Give the number of lines in the material below that contain the word "waypoint", and nothing else.

=== Section Start ===

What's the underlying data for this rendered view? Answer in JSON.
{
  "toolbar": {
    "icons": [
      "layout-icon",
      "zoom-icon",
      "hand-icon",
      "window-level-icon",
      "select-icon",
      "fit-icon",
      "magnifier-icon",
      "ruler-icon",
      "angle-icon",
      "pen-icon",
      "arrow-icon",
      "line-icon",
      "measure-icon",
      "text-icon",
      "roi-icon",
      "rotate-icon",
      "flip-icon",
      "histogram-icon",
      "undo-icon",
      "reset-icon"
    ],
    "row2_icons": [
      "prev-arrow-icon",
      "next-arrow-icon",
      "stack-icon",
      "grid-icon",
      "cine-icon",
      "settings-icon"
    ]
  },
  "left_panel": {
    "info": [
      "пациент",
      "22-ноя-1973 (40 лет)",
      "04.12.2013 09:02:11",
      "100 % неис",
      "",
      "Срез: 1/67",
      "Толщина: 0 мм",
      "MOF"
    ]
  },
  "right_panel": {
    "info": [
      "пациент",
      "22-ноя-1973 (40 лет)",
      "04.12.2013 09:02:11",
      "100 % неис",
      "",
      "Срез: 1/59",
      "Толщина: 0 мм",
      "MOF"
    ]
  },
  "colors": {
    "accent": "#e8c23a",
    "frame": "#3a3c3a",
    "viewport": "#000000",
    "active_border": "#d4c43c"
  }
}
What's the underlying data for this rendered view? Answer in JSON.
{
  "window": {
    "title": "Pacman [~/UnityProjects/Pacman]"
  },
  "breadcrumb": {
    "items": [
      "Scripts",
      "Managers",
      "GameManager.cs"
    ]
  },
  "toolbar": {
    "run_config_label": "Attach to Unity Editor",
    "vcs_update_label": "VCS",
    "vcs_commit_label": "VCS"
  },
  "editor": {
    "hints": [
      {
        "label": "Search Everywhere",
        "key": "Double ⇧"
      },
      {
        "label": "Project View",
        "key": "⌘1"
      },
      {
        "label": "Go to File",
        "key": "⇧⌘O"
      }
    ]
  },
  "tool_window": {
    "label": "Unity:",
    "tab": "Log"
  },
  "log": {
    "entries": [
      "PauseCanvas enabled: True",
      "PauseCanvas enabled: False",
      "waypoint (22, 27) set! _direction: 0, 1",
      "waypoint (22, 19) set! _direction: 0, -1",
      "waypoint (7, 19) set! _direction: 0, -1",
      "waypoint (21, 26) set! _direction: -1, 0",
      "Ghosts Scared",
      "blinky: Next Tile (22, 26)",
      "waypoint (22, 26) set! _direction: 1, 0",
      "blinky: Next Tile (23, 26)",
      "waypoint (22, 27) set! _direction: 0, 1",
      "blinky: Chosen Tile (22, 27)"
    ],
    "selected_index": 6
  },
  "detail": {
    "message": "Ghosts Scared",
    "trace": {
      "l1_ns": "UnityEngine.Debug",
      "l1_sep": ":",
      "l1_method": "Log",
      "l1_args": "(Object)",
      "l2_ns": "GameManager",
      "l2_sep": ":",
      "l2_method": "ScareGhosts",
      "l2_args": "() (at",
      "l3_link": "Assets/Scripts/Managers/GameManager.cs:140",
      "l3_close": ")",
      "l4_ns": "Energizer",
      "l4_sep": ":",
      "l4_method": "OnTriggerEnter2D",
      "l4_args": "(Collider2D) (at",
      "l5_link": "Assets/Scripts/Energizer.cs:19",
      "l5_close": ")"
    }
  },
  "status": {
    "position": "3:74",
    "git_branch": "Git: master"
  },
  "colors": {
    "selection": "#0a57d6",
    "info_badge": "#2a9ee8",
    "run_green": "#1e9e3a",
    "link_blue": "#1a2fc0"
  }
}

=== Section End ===

- RESULT OF THIS EXERCISE:
6